### [Data for processing]
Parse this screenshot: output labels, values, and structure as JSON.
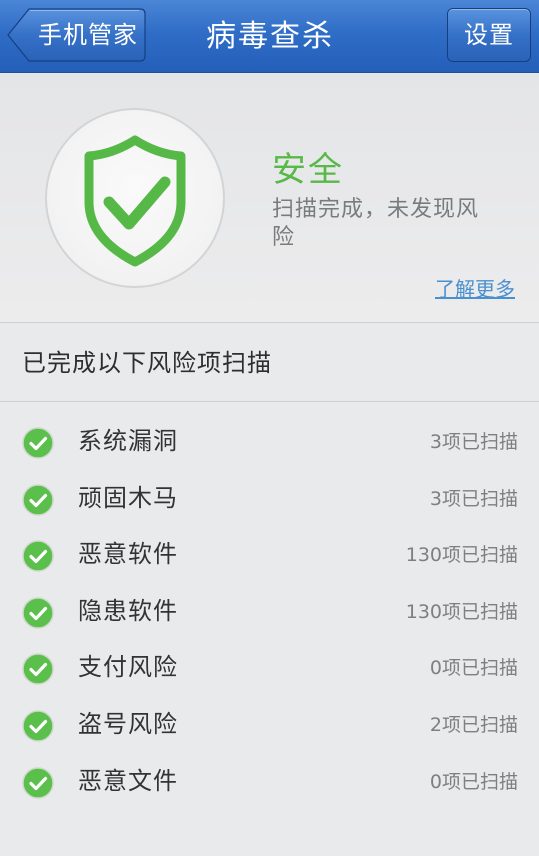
{
  "header": {
    "back_label": "手机管家",
    "title": "病毒查杀",
    "settings_label": "设置"
  },
  "status": {
    "title": "安全",
    "description": "扫描完成，未发现风险",
    "learn_more": "了解更多",
    "icon": "shield-check-icon"
  },
  "section": {
    "title": "已完成以下风险项扫描"
  },
  "scan_items": [
    {
      "label": "系统漏洞",
      "count": "3项已扫描"
    },
    {
      "label": "顽固木马",
      "count": "3项已扫描"
    },
    {
      "label": "恶意软件",
      "count": "130项已扫描"
    },
    {
      "label": "隐患软件",
      "count": "130项已扫描"
    },
    {
      "label": "支付风险",
      "count": "0项已扫描"
    },
    {
      "label": "盗号风险",
      "count": "2项已扫描"
    },
    {
      "label": "恶意文件",
      "count": "0项已扫描"
    }
  ],
  "colors": {
    "header_blue": "#2f6dc7",
    "safe_green": "#58b848",
    "link_blue": "#4a90d0"
  }
}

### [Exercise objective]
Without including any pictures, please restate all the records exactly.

### [Response]
Parse this screenshot: output labels, values, and structure as JSON.
{
  "header": {
    "back_label": "手机管家",
    "title": "病毒查杀",
    "settings_label": "设置"
  },
  "status": {
    "title": "安全",
    "description": "扫描完成，未发现风险",
    "learn_more": "了解更多",
    "icon": "shield-check-icon"
  },
  "section": {
    "title": "已完成以下风险项扫描"
  },
  "scan_items": [
    {
      "label": "系统漏洞",
      "count": "3项已扫描"
    },
    {
      "label": "顽固木马",
      "count": "3项已扫描"
    },
    {
      "label": "恶意软件",
      "count": "130项已扫描"
    },
    {
      "label": "隐患软件",
      "count": "130项已扫描"
    },
    {
      "label": "支付风险",
      "count": "0项已扫描"
    },
    {
      "label": "盗号风险",
      "count": "2项已扫描"
    },
    {
      "label": "恶意文件",
      "count": "0项已扫描"
    }
  ],
  "colors": {
    "header_blue": "#2f6dc7",
    "safe_green": "#58b848",
    "link_blue": "#4a90d0"
  }
}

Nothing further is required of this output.